#### Task item:
Your answer must be the records below repeated word for word, with no pictures in it.

#### Recorded data:
━━━━━━━━━━━━━━━━

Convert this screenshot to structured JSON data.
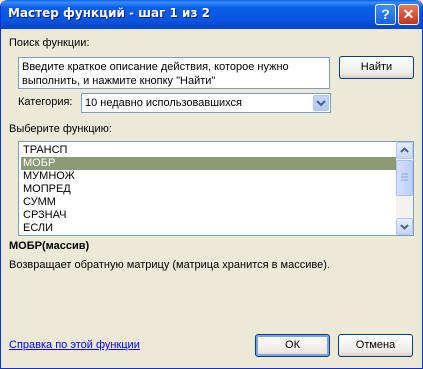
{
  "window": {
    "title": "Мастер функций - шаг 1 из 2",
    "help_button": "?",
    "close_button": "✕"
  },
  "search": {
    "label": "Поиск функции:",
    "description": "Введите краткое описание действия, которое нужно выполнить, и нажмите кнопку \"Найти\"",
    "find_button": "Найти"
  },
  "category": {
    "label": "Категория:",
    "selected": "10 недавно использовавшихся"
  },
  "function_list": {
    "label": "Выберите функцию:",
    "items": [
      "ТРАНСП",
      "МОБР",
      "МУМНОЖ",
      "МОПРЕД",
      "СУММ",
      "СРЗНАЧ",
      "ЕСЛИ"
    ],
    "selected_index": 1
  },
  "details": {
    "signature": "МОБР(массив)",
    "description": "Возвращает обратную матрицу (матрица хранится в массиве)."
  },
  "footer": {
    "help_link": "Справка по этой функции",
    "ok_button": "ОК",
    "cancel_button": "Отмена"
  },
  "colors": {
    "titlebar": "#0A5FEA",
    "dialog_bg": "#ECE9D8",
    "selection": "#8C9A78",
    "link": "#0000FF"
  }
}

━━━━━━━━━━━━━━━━

#### Reply to the task:
Convert this screenshot to structured JSON data.
{
  "window": {
    "title": "Мастер функций - шаг 1 из 2",
    "help_button": "?",
    "close_button": "✕"
  },
  "search": {
    "label": "Поиск функции:",
    "description": "Введите краткое описание действия, которое нужно выполнить, и нажмите кнопку \"Найти\"",
    "find_button": "Найти"
  },
  "category": {
    "label": "Категория:",
    "selected": "10 недавно использовавшихся"
  },
  "function_list": {
    "label": "Выберите функцию:",
    "items": [
      "ТРАНСП",
      "МОБР",
      "МУМНОЖ",
      "МОПРЕД",
      "СУММ",
      "СРЗНАЧ",
      "ЕСЛИ"
    ],
    "selected_index": 1
  },
  "details": {
    "signature": "МОБР(массив)",
    "description": "Возвращает обратную матрицу (матрица хранится в массиве)."
  },
  "footer": {
    "help_link": "Справка по этой функции",
    "ok_button": "ОК",
    "cancel_button": "Отмена"
  },
  "colors": {
    "titlebar": "#0A5FEA",
    "dialog_bg": "#ECE9D8",
    "selection": "#8C9A78",
    "link": "#0000FF"
  }
}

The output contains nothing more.